*DESCRIPTION OF THE TASK*. Copy every entry exactly.

*MATERIAL TO PROCESS*.
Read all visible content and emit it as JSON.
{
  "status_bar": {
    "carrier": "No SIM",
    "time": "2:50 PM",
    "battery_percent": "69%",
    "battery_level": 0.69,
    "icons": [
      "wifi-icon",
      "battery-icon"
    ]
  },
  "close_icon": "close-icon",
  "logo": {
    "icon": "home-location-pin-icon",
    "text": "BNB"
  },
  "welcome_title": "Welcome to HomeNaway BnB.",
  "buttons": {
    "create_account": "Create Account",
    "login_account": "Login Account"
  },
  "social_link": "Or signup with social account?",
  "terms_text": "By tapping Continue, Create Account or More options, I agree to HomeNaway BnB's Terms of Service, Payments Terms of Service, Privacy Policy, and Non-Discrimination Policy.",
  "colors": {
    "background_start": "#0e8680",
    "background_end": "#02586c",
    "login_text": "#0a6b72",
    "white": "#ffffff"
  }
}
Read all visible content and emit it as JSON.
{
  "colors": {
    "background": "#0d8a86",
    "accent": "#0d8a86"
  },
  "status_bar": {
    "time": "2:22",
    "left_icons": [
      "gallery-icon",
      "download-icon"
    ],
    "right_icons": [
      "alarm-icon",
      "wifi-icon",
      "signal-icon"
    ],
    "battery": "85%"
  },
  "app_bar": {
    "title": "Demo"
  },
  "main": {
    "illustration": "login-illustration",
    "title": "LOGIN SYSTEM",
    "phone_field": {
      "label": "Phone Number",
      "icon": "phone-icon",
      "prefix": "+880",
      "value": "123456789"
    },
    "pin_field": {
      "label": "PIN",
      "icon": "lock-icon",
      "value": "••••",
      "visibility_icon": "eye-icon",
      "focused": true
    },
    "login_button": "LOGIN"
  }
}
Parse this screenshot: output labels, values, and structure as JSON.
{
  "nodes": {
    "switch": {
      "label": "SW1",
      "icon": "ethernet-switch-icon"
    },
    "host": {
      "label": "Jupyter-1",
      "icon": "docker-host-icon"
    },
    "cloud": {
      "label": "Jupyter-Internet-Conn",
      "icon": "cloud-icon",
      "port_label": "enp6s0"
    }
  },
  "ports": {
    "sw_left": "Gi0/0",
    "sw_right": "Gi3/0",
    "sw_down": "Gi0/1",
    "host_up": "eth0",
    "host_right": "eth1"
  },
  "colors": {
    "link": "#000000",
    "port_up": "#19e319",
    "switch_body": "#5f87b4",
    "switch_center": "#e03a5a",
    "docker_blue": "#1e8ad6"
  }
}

*ANSWER TO THE EXERCISE*.
Read all visible content and emit it as JSON.
{
  "status_bar": {
    "carrier": "No SIM",
    "time": "2:50 PM",
    "battery_percent": "69%",
    "battery_level": 0.69,
    "icons": [
      "wifi-icon",
      "battery-icon"
    ]
  },
  "close_icon": "close-icon",
  "logo": {
    "icon": "home-location-pin-icon",
    "text": "BNB"
  },
  "welcome_title": "Welcome to HomeNaway BnB.",
  "buttons": {
    "create_account": "Create Account",
    "login_account": "Login Account"
  },
  "social_link": "Or signup with social account?",
  "terms_text": "By tapping Continue, Create Account or More options, I agree to HomeNaway BnB's Terms of Service, Payments Terms of Service, Privacy Policy, and Non-Discrimination Policy.",
  "colors": {
    "background_start": "#0e8680",
    "background_end": "#02586c",
    "login_text": "#0a6b72",
    "white": "#ffffff"
  }
}
Read all visible content and emit it as JSON.
{
  "colors": {
    "background": "#0d8a86",
    "accent": "#0d8a86"
  },
  "status_bar": {
    "time": "2:22",
    "left_icons": [
      "gallery-icon",
      "download-icon"
    ],
    "right_icons": [
      "alarm-icon",
      "wifi-icon",
      "signal-icon"
    ],
    "battery": "85%"
  },
  "app_bar": {
    "title": "Demo"
  },
  "main": {
    "illustration": "login-illustration",
    "title": "LOGIN SYSTEM",
    "phone_field": {
      "label": "Phone Number",
      "icon": "phone-icon",
      "prefix": "+880",
      "value": "123456789"
    },
    "pin_field": {
      "label": "PIN",
      "icon": "lock-icon",
      "value": "••••",
      "visibility_icon": "eye-icon",
      "focused": true
    },
    "login_button": "LOGIN"
  }
}
Parse this screenshot: output labels, values, and structure as JSON.
{
  "nodes": {
    "switch": {
      "label": "SW1",
      "icon": "ethernet-switch-icon"
    },
    "host": {
      "label": "Jupyter-1",
      "icon": "docker-host-icon"
    },
    "cloud": {
      "label": "Jupyter-Internet-Conn",
      "icon": "cloud-icon",
      "port_label": "enp6s0"
    }
  },
  "ports": {
    "sw_left": "Gi0/0",
    "sw_right": "Gi3/0",
    "sw_down": "Gi0/1",
    "host_up": "eth0",
    "host_right": "eth1"
  },
  "colors": {
    "link": "#000000",
    "port_up": "#19e319",
    "switch_body": "#5f87b4",
    "switch_center": "#e03a5a",
    "docker_blue": "#1e8ad6"
  }
}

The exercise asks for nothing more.